*What this task involves*: Among the entries that follow, find every line with the word "look" and list it.

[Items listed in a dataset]
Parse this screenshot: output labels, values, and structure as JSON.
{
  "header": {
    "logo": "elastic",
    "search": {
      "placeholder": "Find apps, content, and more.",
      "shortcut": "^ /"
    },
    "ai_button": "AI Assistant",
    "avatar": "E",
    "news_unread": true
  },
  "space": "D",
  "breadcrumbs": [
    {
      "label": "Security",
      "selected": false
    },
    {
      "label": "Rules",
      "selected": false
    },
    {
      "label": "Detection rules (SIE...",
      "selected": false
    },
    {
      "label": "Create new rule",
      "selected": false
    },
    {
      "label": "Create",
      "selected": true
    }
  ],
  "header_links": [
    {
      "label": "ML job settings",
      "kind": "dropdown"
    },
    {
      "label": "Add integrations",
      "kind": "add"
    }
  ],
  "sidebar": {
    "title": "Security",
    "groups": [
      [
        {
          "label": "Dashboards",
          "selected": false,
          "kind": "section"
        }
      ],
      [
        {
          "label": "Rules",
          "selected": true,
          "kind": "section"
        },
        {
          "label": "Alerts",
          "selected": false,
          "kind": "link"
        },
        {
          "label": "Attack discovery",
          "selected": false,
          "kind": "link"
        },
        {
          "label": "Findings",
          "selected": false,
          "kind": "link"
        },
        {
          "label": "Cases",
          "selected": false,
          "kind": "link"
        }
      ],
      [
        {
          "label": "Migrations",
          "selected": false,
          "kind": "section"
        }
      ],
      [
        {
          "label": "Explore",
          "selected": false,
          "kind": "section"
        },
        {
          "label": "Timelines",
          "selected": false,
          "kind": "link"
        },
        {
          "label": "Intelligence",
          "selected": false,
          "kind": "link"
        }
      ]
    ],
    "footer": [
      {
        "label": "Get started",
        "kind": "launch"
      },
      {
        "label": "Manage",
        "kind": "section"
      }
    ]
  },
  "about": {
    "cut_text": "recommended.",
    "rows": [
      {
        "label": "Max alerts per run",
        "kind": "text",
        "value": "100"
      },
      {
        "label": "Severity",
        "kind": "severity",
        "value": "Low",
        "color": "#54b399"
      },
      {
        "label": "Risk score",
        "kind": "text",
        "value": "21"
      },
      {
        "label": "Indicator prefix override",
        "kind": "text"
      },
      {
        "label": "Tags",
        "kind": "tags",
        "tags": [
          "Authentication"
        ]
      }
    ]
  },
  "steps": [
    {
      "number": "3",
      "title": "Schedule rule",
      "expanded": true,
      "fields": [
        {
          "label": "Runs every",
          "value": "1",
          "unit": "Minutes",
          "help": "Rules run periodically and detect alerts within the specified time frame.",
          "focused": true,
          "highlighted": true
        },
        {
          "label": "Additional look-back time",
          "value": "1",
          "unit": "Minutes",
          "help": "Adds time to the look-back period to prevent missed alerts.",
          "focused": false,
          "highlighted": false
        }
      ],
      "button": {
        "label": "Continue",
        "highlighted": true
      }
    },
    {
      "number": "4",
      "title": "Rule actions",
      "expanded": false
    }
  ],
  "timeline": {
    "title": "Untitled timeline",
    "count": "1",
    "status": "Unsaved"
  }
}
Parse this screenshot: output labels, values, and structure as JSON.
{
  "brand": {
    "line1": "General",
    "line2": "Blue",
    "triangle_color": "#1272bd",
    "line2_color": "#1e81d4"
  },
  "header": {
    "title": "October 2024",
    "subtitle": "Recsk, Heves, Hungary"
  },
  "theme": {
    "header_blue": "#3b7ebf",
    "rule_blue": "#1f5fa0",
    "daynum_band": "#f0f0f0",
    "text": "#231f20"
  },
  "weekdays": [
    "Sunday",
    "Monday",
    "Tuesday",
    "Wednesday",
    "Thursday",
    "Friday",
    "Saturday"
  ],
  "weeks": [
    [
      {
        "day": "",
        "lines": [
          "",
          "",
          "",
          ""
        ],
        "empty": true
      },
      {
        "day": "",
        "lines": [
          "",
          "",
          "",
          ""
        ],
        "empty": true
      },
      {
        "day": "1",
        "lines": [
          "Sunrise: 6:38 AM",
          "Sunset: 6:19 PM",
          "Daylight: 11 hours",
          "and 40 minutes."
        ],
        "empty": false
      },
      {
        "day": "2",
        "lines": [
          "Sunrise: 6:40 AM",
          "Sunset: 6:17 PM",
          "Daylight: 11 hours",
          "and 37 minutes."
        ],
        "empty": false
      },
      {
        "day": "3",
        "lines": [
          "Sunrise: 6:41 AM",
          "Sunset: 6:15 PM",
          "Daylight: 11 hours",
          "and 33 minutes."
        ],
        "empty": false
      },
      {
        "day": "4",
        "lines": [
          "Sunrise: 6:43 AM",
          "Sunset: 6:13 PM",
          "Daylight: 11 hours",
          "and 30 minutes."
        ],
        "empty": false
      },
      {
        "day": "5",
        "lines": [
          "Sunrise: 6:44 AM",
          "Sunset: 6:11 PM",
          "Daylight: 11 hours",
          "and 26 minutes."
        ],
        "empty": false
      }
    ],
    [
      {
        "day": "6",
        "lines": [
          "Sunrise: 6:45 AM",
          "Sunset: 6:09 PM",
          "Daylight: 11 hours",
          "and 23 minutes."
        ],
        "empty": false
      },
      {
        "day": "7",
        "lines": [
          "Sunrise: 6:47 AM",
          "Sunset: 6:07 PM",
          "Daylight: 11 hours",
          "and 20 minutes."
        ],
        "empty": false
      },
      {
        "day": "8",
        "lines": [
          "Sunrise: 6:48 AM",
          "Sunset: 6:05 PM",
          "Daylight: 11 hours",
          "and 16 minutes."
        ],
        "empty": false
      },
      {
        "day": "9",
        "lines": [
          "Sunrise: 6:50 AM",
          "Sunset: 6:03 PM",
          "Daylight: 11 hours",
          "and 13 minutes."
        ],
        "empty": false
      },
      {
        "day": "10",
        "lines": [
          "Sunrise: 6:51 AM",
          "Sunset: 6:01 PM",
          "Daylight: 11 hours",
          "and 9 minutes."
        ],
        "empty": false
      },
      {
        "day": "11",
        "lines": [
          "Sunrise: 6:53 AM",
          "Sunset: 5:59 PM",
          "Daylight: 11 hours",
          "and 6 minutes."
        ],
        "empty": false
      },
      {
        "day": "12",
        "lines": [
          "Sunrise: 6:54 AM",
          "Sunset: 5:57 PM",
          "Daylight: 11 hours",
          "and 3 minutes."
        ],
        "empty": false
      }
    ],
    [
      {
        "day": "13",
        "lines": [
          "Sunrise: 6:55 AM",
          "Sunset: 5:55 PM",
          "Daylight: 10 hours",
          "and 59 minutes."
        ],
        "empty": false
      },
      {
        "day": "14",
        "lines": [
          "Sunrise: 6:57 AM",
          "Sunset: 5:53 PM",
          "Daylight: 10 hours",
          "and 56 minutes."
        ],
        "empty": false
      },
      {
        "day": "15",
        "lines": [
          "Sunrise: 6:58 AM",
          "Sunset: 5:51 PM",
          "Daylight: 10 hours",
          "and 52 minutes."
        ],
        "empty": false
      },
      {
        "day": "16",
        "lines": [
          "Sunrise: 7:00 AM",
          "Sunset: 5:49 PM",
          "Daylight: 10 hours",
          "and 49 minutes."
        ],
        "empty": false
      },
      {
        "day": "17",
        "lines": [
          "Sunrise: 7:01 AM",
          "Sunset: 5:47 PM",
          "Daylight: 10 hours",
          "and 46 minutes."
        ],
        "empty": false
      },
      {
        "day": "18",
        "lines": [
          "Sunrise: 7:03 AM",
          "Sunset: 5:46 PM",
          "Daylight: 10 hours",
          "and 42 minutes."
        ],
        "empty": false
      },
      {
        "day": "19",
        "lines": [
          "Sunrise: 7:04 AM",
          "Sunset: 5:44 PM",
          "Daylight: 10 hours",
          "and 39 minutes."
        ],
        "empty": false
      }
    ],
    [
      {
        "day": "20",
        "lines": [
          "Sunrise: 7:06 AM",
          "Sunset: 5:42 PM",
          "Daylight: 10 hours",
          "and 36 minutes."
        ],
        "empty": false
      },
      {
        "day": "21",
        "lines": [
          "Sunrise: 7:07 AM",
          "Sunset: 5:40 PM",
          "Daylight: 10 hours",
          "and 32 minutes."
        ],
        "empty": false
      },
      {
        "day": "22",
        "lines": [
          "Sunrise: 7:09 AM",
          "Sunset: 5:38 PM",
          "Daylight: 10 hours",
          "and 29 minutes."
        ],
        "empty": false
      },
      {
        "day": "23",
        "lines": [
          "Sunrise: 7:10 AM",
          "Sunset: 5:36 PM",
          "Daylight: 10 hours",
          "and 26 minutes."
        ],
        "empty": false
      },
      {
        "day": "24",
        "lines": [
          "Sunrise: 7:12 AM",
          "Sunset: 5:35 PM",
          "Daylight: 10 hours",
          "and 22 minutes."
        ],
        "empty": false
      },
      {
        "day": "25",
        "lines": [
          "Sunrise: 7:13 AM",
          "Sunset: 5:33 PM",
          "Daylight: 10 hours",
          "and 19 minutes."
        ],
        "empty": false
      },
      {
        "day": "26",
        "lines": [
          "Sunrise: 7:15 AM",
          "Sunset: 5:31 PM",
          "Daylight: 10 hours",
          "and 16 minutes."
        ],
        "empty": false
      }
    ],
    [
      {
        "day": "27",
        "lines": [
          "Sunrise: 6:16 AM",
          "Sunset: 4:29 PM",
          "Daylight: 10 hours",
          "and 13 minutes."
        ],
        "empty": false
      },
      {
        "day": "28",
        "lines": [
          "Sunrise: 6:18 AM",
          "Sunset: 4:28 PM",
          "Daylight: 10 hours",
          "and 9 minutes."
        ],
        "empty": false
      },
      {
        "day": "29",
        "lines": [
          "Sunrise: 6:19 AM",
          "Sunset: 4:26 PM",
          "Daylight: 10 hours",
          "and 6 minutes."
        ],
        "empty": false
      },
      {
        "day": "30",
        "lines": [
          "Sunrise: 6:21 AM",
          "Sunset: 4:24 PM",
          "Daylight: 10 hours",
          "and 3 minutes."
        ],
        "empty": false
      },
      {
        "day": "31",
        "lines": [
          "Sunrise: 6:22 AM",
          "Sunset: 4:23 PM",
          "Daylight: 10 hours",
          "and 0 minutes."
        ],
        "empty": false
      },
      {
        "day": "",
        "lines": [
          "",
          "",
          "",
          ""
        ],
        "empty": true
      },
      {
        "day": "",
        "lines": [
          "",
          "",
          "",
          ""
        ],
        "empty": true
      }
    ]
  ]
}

*Completed task*:
          "label": "Additional look-back time",
          "help": "Adds time to the look-back period to prevent missed alerts.",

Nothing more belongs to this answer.